The mass flow of a u-shaped coriolis flow meter is given as: where Ku is the temperature dependent stiffness of the tube, K a shape-dependent factor, d the width, the time lag, the vibration frequency and Iu the inertia of the tube. As the inertia of the tube depend on its contents, knowledge of the fluid density is needed for the calculation of an accurate mass flow rate. If the density changes too often for manual calibration to be sufficient, the coriolis flow meter can be adapted to measure the density as well. The natural vibration frequency of the flow tubes depend on the combined mass of the tube and the fluid contained in it. By setting the tube in motion and measuring the natural frequency, the mass of the fluid contained in the tube can be deduced. Dividing the mass on the known volume of the tube gives us the density of the fluid. Such an instantaneous density measurement in turn allow us to calculate the flow in volume per time, by dividing mass flow with density.  Calibration Both mass flow and density measurements depend on the vibration of the tube. This depends on the rigidity of the tube which in turn depend on its temperature. Calculations must therefore take the temperature of the fluid into account.

How Coriolis Mass Flowmeters Work

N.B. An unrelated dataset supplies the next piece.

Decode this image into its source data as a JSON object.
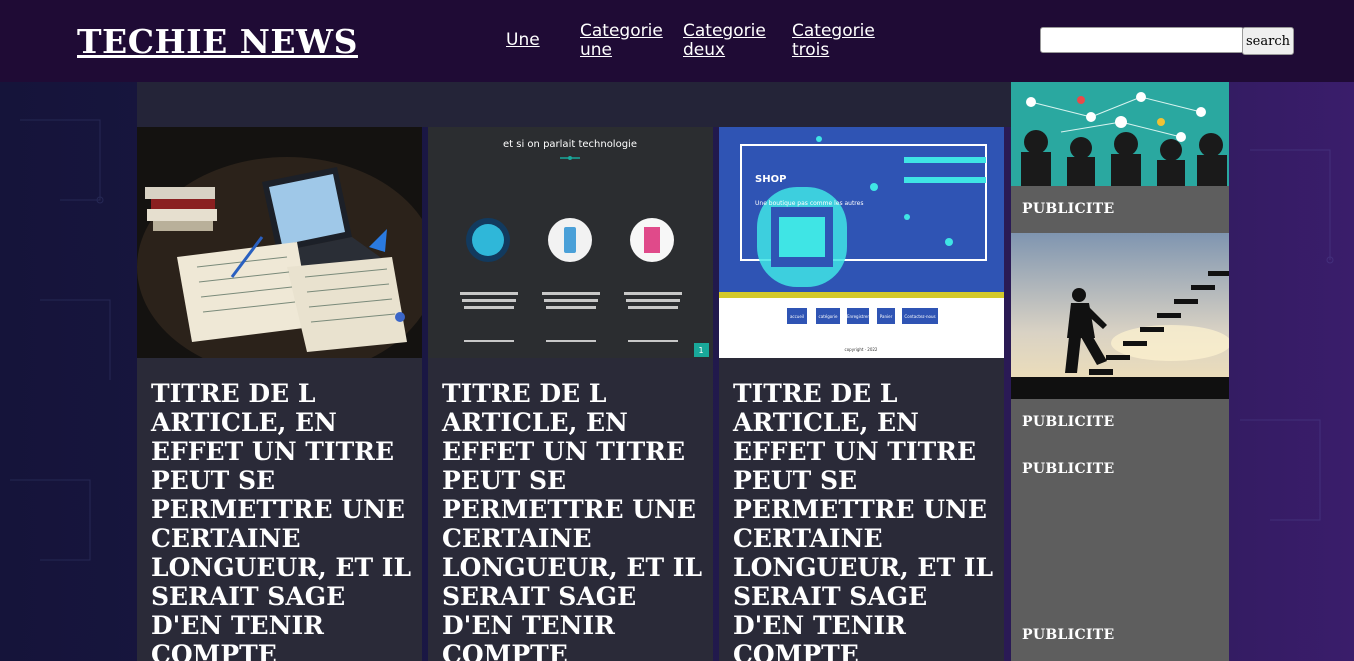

in gas/vapor applications. Note that high viscosity fluids increase the pressure drop across the flowmeter. where moving toward the center will cause a person to have to "lean into" the rotation so as to maintain balance. This flowmeter can be applied to sanitary. Straight-tube designs are available to measure some dirty and/or abrasive liquids. Sensors and a Coriolis mass flowmeter transmitter are used to measure the twist and generate a linear flow signal. For liquid flows. Materials of construction are generally limited to stainless steel and Hastelloy C. This effect can be experienced when riding a merry-goround. As related to flowmeters. the "swinging" is generated by vibrating the tube(s) in which the fluid flows. chemical. the measurement is not affected by fluid density changes. make sure that the flowmeter is completely full of liquid. caustic. In addition. . cryogenic. wastewater. the effect can be demonstrated by flowing water in a loop of flexible hose that is "swung" back and forth in front of the body with both hands. The amount of twist is proportional to the mass flow rate of fluid passing through the tube(s). relatively clean. such as water. Many applications for Coriolis mass flowmeters are found in chemical processes where fluids can be corrosive and otherwise difficult to measure. How to Use Coriolis Mass Flowmeters Coriolis mass flowmeters measure the mass flow of liquids. petroleum. Pay special attention to installation because pipe vibration can cause operational problems. Also. acids. pulp and paper. opposite forces are generated and cause the hose to twist.Coriolis mass flowmeters measure the force resulting from the acceleration caused by mass moving toward (or away from) a center of rotation. large pressure drops across the flowmeter and its associated piping can occur. the relative insensitivity to density allows Coriolis mass flowmeters to be applied in applications where the physical properties of the fluid are not well known. Application Cautions for Coriolis Mass Flowmeters If the pressure drop is acceptable. and corrosive liquids and gases/vapors in pipes smaller than 6-12 inches. Because the water is flowing toward and away from the hands. mineral processing. power. Because mass flow is measured. and petrochemical industries. and gases/vapors. operate a Coriolis mass flowmeter in the upper part of its flow range because operation at low flow rates can degrade accuracy. Be particularly careful when using Coriolis mass flowmeters to measure gas/vapor flows because flow rates tend to be low in the flow range (where accuracy is degraded). These flowmeters can also be used in chemical feed systems found in most industries. mining. chemicals. General applications are found in the water. Be especially careful when measuring gas/vapor flow with Coriolis mass flowmeters. In a Coriolis mass flowmeter.